# Provided material
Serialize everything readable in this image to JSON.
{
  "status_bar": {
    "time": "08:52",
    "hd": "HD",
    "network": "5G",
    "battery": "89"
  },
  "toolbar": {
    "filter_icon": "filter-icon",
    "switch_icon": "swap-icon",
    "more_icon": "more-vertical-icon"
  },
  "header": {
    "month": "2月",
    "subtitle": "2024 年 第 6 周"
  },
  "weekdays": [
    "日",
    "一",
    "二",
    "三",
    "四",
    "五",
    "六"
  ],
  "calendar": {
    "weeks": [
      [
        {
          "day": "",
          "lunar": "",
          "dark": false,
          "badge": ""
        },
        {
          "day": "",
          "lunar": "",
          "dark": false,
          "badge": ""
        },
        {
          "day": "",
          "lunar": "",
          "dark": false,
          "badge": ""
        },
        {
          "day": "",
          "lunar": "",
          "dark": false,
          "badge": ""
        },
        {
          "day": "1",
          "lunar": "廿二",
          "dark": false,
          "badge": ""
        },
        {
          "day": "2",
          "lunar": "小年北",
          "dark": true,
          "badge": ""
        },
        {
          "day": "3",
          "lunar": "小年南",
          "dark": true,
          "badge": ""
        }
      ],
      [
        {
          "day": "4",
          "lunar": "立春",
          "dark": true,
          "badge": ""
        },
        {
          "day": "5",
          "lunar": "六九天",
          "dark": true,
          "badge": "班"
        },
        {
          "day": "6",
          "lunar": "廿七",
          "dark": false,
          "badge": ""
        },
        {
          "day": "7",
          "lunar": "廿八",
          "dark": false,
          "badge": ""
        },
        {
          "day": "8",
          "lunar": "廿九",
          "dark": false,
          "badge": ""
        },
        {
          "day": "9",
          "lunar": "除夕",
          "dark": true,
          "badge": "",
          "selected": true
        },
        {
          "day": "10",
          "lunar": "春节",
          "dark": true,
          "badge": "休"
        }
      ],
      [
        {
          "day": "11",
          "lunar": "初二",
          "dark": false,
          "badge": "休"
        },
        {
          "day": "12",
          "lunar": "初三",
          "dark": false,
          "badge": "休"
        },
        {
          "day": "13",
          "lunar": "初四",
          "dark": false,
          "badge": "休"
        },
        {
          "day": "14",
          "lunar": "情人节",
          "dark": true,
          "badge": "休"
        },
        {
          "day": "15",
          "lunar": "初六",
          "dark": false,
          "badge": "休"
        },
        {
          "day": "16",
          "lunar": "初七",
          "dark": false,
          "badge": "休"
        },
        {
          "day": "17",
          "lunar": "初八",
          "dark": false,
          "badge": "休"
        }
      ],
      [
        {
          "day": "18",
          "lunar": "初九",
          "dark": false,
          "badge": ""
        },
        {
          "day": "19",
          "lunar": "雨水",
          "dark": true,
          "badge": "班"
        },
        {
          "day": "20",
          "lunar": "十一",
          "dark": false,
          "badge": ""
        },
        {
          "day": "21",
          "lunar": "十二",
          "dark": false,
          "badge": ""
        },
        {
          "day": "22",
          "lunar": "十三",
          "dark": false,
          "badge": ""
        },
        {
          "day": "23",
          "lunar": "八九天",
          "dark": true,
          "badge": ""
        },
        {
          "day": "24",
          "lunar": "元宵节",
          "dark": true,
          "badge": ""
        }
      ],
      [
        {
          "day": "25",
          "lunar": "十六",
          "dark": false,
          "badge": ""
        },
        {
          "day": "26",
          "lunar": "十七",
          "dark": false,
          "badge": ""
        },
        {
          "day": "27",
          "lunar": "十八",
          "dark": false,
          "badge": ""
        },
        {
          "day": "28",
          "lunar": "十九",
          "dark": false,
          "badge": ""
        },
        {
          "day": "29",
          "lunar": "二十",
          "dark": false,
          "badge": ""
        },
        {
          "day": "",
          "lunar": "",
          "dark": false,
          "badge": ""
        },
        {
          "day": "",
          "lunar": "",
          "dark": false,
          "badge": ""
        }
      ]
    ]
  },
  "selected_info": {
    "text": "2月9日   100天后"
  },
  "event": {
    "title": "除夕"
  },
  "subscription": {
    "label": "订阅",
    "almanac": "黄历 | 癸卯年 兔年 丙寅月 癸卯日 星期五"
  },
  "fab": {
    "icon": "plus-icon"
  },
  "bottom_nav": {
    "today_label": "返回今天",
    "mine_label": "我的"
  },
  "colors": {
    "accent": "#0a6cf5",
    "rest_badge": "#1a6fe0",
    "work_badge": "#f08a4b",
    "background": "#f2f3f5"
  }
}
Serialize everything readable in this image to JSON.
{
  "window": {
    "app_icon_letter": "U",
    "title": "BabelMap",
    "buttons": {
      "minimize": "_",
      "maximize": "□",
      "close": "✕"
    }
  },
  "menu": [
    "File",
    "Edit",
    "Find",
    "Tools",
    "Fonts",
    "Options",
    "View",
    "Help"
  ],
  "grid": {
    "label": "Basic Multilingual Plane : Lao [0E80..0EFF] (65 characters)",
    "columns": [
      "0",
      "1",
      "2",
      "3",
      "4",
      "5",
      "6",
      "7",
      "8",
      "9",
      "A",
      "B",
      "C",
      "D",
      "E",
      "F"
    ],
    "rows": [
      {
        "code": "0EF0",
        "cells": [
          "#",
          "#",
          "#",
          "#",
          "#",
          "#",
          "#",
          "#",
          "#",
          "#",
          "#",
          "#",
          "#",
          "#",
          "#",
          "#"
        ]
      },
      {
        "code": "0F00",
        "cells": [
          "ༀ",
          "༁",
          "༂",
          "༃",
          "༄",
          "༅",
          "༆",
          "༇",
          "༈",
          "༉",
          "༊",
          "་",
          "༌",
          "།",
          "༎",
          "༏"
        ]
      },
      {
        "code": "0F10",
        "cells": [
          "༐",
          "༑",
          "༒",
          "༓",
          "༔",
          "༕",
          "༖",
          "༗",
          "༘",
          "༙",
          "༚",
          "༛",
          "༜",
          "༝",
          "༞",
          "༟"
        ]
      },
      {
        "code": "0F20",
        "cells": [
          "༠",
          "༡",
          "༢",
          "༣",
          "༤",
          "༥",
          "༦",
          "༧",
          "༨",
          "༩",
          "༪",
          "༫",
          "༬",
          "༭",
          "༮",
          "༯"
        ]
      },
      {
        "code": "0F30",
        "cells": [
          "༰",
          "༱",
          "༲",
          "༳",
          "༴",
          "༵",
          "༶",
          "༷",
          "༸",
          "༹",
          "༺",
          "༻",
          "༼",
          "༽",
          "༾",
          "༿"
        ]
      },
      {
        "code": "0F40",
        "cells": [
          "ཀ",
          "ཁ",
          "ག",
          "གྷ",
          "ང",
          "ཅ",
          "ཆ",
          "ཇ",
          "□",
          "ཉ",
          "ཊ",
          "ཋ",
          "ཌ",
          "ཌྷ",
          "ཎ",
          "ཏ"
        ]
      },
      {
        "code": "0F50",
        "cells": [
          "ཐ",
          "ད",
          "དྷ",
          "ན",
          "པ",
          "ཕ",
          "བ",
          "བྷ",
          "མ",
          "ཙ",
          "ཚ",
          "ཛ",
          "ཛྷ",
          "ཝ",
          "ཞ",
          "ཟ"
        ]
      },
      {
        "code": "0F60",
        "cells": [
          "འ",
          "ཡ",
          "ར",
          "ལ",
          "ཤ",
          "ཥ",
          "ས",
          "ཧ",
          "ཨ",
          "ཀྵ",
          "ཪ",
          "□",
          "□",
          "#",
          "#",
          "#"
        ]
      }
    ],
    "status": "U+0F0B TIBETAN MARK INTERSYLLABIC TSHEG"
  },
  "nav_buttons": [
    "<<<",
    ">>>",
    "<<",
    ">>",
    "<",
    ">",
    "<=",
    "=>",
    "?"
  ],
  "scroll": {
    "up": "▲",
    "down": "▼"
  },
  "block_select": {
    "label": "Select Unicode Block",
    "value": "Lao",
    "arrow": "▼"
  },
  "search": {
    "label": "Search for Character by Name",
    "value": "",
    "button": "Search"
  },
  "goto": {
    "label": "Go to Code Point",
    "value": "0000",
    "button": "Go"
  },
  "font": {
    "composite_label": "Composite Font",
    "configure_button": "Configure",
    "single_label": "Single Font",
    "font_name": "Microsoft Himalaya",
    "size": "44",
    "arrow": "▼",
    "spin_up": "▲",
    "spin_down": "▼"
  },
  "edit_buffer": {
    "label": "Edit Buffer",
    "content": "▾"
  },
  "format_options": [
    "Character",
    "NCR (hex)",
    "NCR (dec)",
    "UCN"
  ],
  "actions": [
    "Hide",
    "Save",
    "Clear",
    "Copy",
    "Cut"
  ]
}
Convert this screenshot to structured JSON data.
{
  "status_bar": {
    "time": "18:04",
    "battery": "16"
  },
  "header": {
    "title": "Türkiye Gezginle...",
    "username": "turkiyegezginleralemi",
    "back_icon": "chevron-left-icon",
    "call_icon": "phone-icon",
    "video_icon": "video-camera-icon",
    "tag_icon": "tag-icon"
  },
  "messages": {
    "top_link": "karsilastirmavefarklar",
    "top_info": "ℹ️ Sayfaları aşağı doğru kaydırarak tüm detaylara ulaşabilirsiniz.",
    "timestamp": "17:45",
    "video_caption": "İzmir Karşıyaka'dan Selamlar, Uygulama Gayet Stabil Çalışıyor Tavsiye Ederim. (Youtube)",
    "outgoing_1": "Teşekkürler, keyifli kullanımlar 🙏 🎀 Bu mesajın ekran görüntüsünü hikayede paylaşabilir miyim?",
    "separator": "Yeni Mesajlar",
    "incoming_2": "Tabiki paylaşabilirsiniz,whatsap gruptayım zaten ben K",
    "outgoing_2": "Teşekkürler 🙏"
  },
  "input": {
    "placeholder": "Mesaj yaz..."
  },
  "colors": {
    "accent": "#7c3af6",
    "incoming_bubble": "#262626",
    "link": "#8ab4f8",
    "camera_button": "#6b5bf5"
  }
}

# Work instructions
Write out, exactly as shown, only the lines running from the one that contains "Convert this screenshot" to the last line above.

# Response to the task
Convert this screenshot to structured JSON data.
{
  "status_bar": {
    "time": "18:04",
    "battery": "16"
  },
  "header": {
    "title": "Türkiye Gezginle...",
    "username": "turkiyegezginleralemi",
    "back_icon": "chevron-left-icon",
    "call_icon": "phone-icon",
    "video_icon": "video-camera-icon",
    "tag_icon": "tag-icon"
  },
  "messages": {
    "top_link": "karsilastirmavefarklar",
    "top_info": "ℹ️ Sayfaları aşağı doğru kaydırarak tüm detaylara ulaşabilirsiniz.",
    "timestamp": "17:45",
    "video_caption": "İzmir Karşıyaka'dan Selamlar, Uygulama Gayet Stabil Çalışıyor Tavsiye Ederim. (Youtube)",
    "outgoing_1": "Teşekkürler, keyifli kullanımlar 🙏 🎀 Bu mesajın ekran görüntüsünü hikayede paylaşabilir miyim?",
    "separator": "Yeni Mesajlar",
    "incoming_2": "Tabiki paylaşabilirsiniz,whatsap gruptayım zaten ben K",
    "outgoing_2": "Teşekkürler 🙏"
  },
  "input": {
    "placeholder": "Mesaj yaz..."
  },
  "colors": {
    "accent": "#7c3af6",
    "incoming_bubble": "#262626",
    "link": "#8ab4f8",
    "camera_button": "#6b5bf5"
  }
}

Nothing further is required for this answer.